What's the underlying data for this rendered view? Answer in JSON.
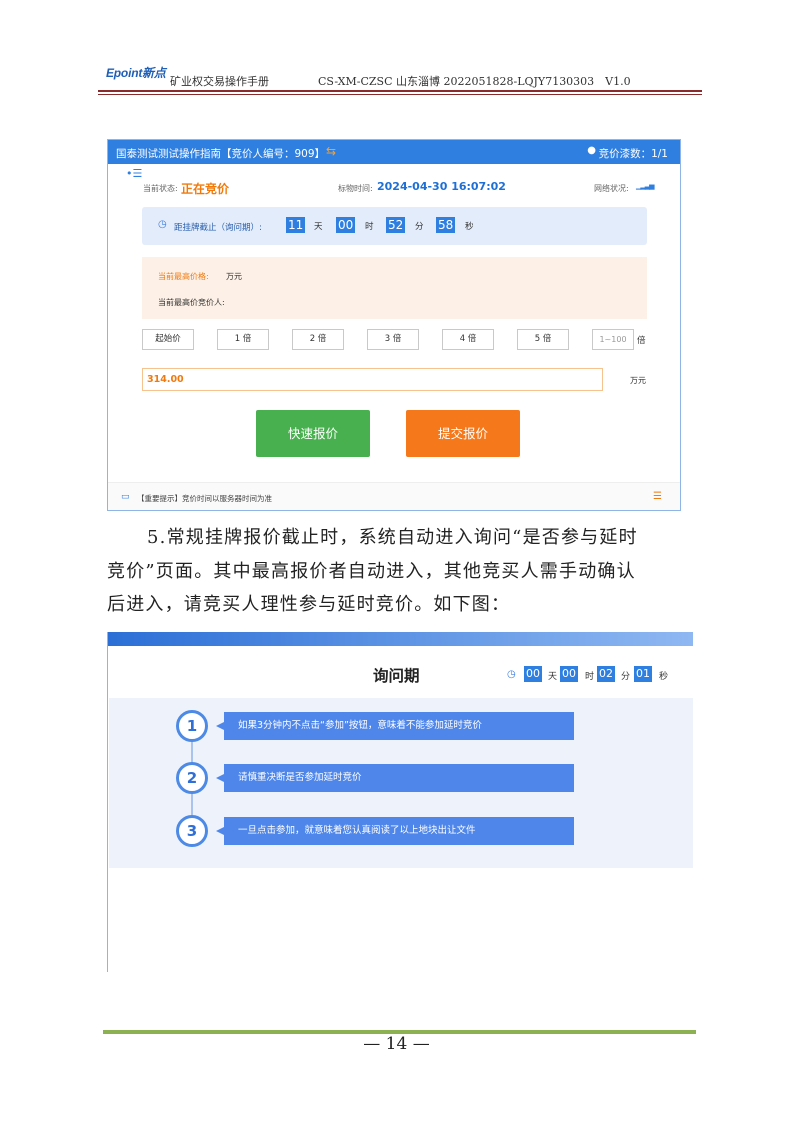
{
  "header": {
    "logo": "Epoint新点",
    "manual_title": "矿业权交易操作手册",
    "doc_code": "CS-XM-CZSC 山东淄博 2022051828-LQJY7130303　V1.0"
  },
  "screenshot1": {
    "top_title": "国泰测试测试操作指南【竞价人编号：909】",
    "top_swap_icon": "swap-icon",
    "top_user_icon": "user-icon",
    "top_count": "竞价漆数：1/1",
    "status_label": "当前状态:",
    "status_value": "正在竞价",
    "time_label": "标物时间:",
    "time_value": "2024-04-30 16:07:02",
    "network_label": "网络状况:",
    "network_icon": "signal-icon",
    "countdown": {
      "label": "距挂牌截止（询问期）:",
      "days": "11",
      "days_unit": "天",
      "hours": "00",
      "hours_unit": "时",
      "minutes": "52",
      "minutes_unit": "分",
      "seconds": "58",
      "seconds_unit": "秒"
    },
    "highest_price_label": "当前最高价格:",
    "highest_price_unit": "万元",
    "highest_bidder_label": "当前最高价竞价人:",
    "multipliers": [
      "起始价",
      "1 倍",
      "2 倍",
      "3 倍",
      "4 倍",
      "5 倍"
    ],
    "multiplier_input_placeholder": "1~100",
    "multiplier_unit": "倍",
    "price_value": "314.00",
    "price_unit": "万元",
    "quick_bid_label": "快速报价",
    "submit_bid_label": "提交报价",
    "footer_tip": "【重要提示】竞价时间以服务器时间为准",
    "colors": {
      "primary": "#2f7fe0",
      "orange": "#f5781a",
      "green": "#49b04f"
    }
  },
  "paragraph": {
    "line1": "5.常规挂牌报价截止时，系统自动进入询问“是否参与延时",
    "line2": "竞价”页面。其中最高报价者自动进入，其他竞买人需手动确认",
    "line3": "后进入，请竞买人理性参与延时竞价。如下图："
  },
  "screenshot2": {
    "title": "询问期",
    "clock_icon": "clock-icon",
    "days": "00",
    "days_unit": "天",
    "hours": "00",
    "hours_unit": "时",
    "minutes": "02",
    "minutes_unit": "分",
    "seconds": "01",
    "seconds_unit": "秒",
    "steps": [
      {
        "num": "1",
        "text": "如果3分钟内不点击“参加”按钮，意味着不能参加延时竞价"
      },
      {
        "num": "2",
        "text": "请慎重决断是否参加延时竞价"
      },
      {
        "num": "3",
        "text": "一旦点击参加，就意味着您认真阅读了以上地块出让文件"
      }
    ]
  },
  "footer": {
    "page_number": "— 14 —"
  }
}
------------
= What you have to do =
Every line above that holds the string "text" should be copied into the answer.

= Response to the task =
        "text": "如果3分钟内不点击“参加”按钮，意味着不能参加延时竞价"
        "text": "请慎重决断是否参加延时竞价"
        "text": "一旦点击参加，就意味着您认真阅读了以上地块出让文件"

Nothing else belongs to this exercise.